Continue and you will arrive at the Bay of Spínola with its famous palace and its Monument of Love, where you can add your padlock for luck in love. He discovers a life built in the old Pembroke Barracks and some incredible street art at White Rocks.
7. Golden Bay
If you are looking to get a tan, Golden Bay is your best option. Located along the northwest coast, it is known for its natural dunes and glorious golden sand with a reddish tinge. Easily accessible by car or public transport, this Blue Flag beach is a hive of activity for sunbathing, swimming, water sports and beach barbecues in the summer months. Golden Bay is one of the most popular beaches in Malta, both for locals and tourists, but be aware that it gets very busy during the high season.
Do you want to spend a lazy afternoon or evening on the beach? Pick up your barbecue supplies at the nearby store (they sell disposable grills) or hang out with a drink at one of the restaurants and cafes along the waterfront.
8. Mellieha Bay
Mellieha is one of the northernmost towns in Malta. Situated on a hilltop above Mellie?a Bay, Malta’s largest sandy beach, it offers stunning views over beautiful valleys and picturesque villages.
Mellieha is a destination worth visiting if you are looking for a traditional Maltese village experience close to the beach. Hiring a car is recommended if you wish to explore the 19th century Mellie?a Parish Church, the 16th century Shrine of Our Lady of Mellie?a and the Red Tower which offers sensational views. Don’t miss the Popeye Village amusement park, which is great for the whole family, and the town festival held in September.
That’s not all that Mellieha has to offer: the G?adira Nature Reserve is also the best place in Malta for bird watching. Stroll along the coastal paths of Il-Majjistral Natural and Historical Park and visit the Mellie?a Air Raid Shelter, the largest of the 46 shelters built during World War II.
9. Hagar Qim and Mnajdra
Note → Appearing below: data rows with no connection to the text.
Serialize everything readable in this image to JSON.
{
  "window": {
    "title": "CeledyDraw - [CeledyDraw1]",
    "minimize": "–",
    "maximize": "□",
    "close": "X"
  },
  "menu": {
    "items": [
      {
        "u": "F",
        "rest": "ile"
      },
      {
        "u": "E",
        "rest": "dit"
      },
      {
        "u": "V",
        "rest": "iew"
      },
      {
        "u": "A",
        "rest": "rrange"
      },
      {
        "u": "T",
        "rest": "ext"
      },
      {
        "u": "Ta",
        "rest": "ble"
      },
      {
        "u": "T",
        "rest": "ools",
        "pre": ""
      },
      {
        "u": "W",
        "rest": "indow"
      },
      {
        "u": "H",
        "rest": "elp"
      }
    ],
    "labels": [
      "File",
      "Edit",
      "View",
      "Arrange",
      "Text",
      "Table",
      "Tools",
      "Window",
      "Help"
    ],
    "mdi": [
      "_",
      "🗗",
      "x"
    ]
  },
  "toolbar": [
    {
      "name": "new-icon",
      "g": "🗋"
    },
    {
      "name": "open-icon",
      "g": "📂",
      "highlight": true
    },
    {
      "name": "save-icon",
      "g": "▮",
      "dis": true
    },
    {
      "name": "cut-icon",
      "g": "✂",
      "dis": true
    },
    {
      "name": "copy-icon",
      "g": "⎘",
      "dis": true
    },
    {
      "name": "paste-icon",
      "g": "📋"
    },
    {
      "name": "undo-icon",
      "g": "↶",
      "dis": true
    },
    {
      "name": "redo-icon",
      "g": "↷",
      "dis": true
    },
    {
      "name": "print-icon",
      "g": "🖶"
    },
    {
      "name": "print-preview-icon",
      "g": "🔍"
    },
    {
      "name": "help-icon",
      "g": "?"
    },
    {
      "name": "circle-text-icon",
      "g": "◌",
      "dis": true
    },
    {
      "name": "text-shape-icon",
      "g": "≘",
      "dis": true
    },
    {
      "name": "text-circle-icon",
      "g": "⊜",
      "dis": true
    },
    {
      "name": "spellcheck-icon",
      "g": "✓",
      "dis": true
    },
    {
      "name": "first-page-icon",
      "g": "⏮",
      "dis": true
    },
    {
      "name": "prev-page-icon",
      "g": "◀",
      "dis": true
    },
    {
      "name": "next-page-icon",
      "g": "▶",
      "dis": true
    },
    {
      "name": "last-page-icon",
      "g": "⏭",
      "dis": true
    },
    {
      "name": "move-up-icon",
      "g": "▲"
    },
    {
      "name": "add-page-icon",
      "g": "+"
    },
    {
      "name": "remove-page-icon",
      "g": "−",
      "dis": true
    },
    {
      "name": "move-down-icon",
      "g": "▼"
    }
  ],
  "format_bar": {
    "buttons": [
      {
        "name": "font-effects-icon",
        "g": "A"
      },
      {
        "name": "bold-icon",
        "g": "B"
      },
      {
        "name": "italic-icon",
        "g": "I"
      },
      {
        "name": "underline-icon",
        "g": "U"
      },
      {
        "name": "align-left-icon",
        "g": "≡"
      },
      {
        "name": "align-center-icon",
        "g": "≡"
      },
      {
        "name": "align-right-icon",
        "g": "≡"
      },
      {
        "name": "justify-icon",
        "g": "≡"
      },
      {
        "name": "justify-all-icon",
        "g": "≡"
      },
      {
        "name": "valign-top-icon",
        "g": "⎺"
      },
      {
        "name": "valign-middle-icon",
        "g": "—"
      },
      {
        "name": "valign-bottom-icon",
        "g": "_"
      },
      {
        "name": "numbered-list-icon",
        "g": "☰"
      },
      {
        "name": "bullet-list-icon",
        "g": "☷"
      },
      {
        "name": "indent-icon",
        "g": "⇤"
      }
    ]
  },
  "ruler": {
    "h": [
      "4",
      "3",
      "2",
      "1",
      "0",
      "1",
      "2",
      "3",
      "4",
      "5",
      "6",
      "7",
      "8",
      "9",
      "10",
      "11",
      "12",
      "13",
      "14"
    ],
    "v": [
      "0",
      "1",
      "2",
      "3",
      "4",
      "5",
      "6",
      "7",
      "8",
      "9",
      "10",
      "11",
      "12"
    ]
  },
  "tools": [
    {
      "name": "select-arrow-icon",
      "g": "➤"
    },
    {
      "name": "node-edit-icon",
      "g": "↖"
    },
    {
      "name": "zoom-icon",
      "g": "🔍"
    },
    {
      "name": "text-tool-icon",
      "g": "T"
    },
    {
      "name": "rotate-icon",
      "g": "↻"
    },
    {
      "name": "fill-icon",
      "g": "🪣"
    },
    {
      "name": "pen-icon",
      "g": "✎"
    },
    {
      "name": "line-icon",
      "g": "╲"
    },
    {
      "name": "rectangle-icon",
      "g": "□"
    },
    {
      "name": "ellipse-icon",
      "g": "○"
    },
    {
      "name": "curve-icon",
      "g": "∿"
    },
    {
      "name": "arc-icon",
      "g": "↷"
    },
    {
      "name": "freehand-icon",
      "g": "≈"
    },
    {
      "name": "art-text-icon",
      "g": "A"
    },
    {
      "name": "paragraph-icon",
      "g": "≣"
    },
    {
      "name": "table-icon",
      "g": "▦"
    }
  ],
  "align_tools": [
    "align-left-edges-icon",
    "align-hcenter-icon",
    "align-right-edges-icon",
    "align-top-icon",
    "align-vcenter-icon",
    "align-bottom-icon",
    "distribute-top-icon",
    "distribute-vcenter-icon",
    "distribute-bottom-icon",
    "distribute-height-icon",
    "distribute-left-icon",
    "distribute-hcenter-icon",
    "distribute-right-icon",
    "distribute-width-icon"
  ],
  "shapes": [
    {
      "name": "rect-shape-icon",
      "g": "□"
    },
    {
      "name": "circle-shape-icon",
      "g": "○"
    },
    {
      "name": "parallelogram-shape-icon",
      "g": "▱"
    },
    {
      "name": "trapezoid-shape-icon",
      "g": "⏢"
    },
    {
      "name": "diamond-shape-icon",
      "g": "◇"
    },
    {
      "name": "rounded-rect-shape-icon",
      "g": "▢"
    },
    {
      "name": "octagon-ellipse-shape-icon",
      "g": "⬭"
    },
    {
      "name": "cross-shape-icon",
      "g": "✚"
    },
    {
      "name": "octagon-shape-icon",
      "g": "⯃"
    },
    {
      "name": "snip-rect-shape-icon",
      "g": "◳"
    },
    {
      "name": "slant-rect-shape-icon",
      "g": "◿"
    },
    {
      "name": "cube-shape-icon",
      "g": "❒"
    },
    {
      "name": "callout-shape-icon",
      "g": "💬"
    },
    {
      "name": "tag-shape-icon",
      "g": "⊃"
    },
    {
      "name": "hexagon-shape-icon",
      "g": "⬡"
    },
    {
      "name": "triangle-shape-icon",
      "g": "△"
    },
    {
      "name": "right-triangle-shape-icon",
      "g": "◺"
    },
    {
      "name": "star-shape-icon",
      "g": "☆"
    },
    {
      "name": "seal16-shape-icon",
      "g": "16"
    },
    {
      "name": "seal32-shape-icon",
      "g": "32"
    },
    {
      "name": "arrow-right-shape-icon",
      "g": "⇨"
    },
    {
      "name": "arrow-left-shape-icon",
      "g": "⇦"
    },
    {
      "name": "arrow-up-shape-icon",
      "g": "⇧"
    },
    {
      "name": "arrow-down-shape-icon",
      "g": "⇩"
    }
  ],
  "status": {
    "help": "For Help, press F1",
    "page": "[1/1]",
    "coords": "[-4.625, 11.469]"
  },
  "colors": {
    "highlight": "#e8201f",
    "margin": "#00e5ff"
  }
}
Hagar Qim and Mnajdra are two incredible megalithic temples – both worth adding to your Malta list. Located about 500 meters apart, they are some of the oldest religious sites in the world
Hagar Qim – which means “worship stones” – consists of the main temple made of Globigerina limestone dating from 3,200 BC, and three additional megalithic structures next to it that are even older. Historians believe that the complex was used as a place for animal sacrifice and fertility rituals.
Mnajdra, on the other hand, was built around the fourth millennium BC. Made of coral limestone, it consists of three temples: the upper, the middle and the lower. The lower temple is one of the most impressive examples of Maltese megalithic architecture, and is believed to have been used for astronomy. Keep an eye out for Mnajdra featured on the Maltese one, two and five cent euro coins.
The resort town of Sliema – which means ‘peace’ – is situated on the northeast coast. Once a small fishing village and summer resort for wealthy Valletta residents, this city is a hub for shopping, socializing and nightlife.
Sliema’s main attraction is `the Sliema Front’, which stretches from Ta’ Xbiex and G?ira in the south to St. This 10km promenade connects the three towns and is always packed with joggers, picnickers and lovers. of the barbecues. There are no sandy beaches, but here you can swim in the Roman baths along the coast.
There is a lot of history in Sliema. The most famous is Fort Tigne, which marks the site of one of the most notable battles of the Great Siege of 1565. The leader of the Turkish troops was killed and Tigne, one of the oldest polygonal forts in the world, was built to defend the port of new attacks. Other historic sites include the Baroque-inspired Stella Maris Church (1850) and Fort Manoel (1725), built by the Knights of St. John.